The Sooma formulation was designed to address the basic whys and wherefores of emotional insomnia. And there are many. Chronic emotional insomnia is usually a result of life events that include diet, stress, depression, anger, worry, grief, trauma . . .
Sooma does not merely target symptoms. Ambien does that. So, does Lunesta. No, Sooma addresses the underlying organic issues beneath anxiety and obsessive thoughts without the pharmaceutical side-effect profile. For example, Sooma features Jujube a natural neuroprotector of neurotoxins. Where protracted use of Ambien undermines memory, Jujube generates something called “neuronal differentiation” which actually protects memory. Another of Sooma’s components, L-Glycine, surrounds our elusive NMDA receptor sites.
This is not only quite relaxing but NMDA receptor sites are a tremendous axis to depression modulation. Another important component of Sooma is Glycine. A fundamental amino, Glycine is a new and exciting approach to insomnia.
Among other things, it has the ability to lower body temperature. This is important because lowering core temperature induces deeper sleep. Glycine goes about resetting our internal thermostat while also increasing cutaneous blood flow. The result is a deeper, more sustained sleep, especially among the elderly who are prone to frequent waking.
Each capsule of Sooma contains 750 mg of glycine. Other research data suggests that glycine also facilitates outlying vasodilatation thru stimulation of the NMDA receptors.
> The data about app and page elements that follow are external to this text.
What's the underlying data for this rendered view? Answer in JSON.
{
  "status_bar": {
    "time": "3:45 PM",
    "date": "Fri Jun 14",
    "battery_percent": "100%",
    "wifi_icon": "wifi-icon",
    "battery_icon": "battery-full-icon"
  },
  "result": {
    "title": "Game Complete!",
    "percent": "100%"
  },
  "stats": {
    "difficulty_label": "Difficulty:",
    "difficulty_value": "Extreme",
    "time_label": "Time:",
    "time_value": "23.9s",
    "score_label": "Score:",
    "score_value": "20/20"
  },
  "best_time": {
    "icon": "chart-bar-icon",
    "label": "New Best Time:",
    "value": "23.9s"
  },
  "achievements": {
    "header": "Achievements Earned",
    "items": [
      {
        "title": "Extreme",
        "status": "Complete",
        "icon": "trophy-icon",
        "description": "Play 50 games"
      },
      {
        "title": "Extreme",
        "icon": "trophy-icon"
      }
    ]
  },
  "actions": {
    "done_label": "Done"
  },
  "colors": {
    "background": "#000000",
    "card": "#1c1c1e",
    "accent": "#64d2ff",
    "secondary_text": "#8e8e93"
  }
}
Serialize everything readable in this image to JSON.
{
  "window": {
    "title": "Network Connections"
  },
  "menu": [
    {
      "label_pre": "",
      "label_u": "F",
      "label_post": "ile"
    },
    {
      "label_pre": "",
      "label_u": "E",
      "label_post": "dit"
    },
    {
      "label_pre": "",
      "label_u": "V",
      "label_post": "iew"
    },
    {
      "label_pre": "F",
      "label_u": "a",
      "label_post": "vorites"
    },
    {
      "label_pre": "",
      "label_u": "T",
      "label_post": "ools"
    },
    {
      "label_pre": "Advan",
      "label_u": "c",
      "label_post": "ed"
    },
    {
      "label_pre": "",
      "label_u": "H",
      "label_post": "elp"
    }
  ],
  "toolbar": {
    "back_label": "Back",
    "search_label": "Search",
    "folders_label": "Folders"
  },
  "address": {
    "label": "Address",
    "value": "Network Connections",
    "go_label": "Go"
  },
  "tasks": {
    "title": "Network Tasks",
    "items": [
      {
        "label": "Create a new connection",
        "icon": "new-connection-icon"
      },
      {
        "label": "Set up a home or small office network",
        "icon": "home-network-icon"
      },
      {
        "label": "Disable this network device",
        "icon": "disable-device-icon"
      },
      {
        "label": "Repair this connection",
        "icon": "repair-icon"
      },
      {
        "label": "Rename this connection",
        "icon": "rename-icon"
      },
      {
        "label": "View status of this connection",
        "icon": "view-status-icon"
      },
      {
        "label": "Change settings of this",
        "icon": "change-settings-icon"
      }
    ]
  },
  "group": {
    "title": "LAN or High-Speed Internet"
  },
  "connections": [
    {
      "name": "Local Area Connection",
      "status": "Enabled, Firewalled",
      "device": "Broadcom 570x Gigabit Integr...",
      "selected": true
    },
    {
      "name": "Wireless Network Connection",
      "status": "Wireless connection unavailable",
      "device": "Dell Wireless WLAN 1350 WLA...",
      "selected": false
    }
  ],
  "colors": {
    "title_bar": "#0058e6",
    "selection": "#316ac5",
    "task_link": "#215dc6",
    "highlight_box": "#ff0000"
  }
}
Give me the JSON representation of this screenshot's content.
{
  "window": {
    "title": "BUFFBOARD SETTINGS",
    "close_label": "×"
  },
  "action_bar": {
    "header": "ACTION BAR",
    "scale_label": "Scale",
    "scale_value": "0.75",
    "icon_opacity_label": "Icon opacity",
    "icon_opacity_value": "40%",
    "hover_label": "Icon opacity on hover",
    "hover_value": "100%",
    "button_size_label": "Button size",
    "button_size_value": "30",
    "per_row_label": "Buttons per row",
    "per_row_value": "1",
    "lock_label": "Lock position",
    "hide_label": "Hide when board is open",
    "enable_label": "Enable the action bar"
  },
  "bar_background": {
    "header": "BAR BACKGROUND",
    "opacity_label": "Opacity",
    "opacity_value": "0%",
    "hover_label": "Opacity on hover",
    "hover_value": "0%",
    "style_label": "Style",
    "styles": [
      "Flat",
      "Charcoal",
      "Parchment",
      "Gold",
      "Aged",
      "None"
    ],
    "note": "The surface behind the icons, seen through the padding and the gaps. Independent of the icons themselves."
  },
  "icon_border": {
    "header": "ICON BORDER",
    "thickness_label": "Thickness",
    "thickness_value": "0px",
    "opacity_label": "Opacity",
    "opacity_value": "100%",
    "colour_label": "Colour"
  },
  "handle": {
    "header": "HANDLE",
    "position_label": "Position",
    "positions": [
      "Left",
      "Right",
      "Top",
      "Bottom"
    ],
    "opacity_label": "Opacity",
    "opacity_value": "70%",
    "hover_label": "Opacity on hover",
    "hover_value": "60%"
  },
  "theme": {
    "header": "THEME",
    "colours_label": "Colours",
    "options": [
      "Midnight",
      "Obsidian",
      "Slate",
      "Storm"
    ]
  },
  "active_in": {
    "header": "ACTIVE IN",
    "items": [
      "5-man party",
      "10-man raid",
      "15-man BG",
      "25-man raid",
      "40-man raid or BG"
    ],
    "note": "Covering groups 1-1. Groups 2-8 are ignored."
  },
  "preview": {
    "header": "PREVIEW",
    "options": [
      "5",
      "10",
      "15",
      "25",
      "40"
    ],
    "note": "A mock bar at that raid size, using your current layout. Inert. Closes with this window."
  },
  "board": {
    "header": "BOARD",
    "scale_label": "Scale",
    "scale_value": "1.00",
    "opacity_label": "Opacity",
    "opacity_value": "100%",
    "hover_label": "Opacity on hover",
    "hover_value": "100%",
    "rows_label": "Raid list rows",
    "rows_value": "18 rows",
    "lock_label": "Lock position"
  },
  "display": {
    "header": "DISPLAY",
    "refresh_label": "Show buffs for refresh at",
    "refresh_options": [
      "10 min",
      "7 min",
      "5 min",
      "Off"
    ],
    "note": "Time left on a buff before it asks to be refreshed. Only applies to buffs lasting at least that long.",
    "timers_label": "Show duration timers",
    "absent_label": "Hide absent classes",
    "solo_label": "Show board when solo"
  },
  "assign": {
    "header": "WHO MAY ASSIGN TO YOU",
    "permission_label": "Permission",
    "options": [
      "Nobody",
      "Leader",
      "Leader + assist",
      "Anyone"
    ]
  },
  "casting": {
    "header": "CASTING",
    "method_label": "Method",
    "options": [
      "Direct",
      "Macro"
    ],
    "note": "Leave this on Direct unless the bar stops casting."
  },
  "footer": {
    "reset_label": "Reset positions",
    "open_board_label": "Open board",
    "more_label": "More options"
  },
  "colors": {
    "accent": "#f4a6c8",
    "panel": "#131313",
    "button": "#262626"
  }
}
NMDA receptors are well known to play an important role in another underlying cause of insomnia—depression.
Components of one capsule of Sooma
Glycine 750.0000 mg
L-Tryptophan 5.0000 mg
Jujube 5.0000 mg
Valerian 5.0000 mg
Magnolia Extract 2% 5.0000 mg
Piperine (Black Pepper) 2.5000 mg
Melatonin 1.5000 mg
The Chinese medicine called Jujube, has been prescribed as an anxiolytic (anti-anxiety) and sedative since before Confucius. Ambien, Lunesta, Sonata, may knock you out but at the price of your memory. Jujube advocates sleep by binding to relaxing receptor sites in our nerves and muscles for faster and deeper sleep paralysis while protecting the brain from “oxidation insult”. By the way, jujube is also a useful antioxidant that relaxes an irritable digestive tract. Fact: our gut contains more feel-good receptors sites than our brain.
We folded valerian into Sooma because of its ability to modulate GABA (gamma-aminobutyric acid) neurons. The more GABA neurons, the better the sleep. Valerian prevents the brain from breaking GABA down. GABA is also a mood-stabilizing herb. It is the thing in alcohol that puts you to sleep. GABA also modulates serotonin, one of the underlying governors of obsessive-compulsive disorder. In a recent controlled study, GABA mitigated hyperactivity and impulsiveness by more than fifty percent in one hundred and seventy elementary school children.
L-Tryptophan is a vital amino acid and a precursor to the calming neurotransmitter serotonin. Our bodies regularly turn serotonin into melatonin. This L-tryptophan to serotonin to melatonin starts in the gut then works its way up the vagus nerve to the hypothalamus in the brain. The Vagus nerve is the most important nerve you didn’t know you have. A long meandering bundle of sensory fibers, it links the brain stem to the heart, lungs, and gut. It powers up our involuntary nerve center—the parasympathetic nervous system—and controls unconscious body functions like heart function, breathing, sweating.
The management of emotions is controlled via the vagus nerve between the heart, brain and gut which is why we have a strong reaction to intense mental and emotional states. Stress can inflame the nerve. By the way you can calm the vagus nerve by simply rubbing your ears. Calming the Vegas nerve can result in better sleep. While lying on your back in bed, simply massage both ears. If you hit a tender spot, give that spot.
Magnolia bark has interesting links to relaxation. Filled with bioactive compounds like that link to our receptors it addresses pain as well as lifts mood. These are chemical compounds usually associated with medical marijuana research. Some research suggests that magnolia bark mitigates cortisol, the stress hormone.
Black pepper and piperine have myriad health benefits not the least of which is greater bioavailability of other supplements and drugs. This means that we can make more use of them at lower dosages. Other studies indicate that piperine supports mood and blood pressure.
Melatonin is our sleep hormone. It regulates circadian rhythm sleep. “Your body produces melatonin naturally. It doesn’t make you sleep, but as melatonin levels rise in the evening it puts you into a state of quiet wakefulness that helps promote sleep,” explains Johns Hopkins sleep expert Luis F. Buenaver, Ph.D., C.B.S.M.
We release less melatonin as we age, hence experience less REM (rapid eye movement) sleep. Though we should experience about REM cycles (points at which we dream most actively and vividly), during the night, periods of REM should become longer as the night progresses, the most intense cycles occurring in the last third of a night’s sleep. Losing out on this last sleep time puts us at risk of missing out on the creativity-boosting effects of REM sleep.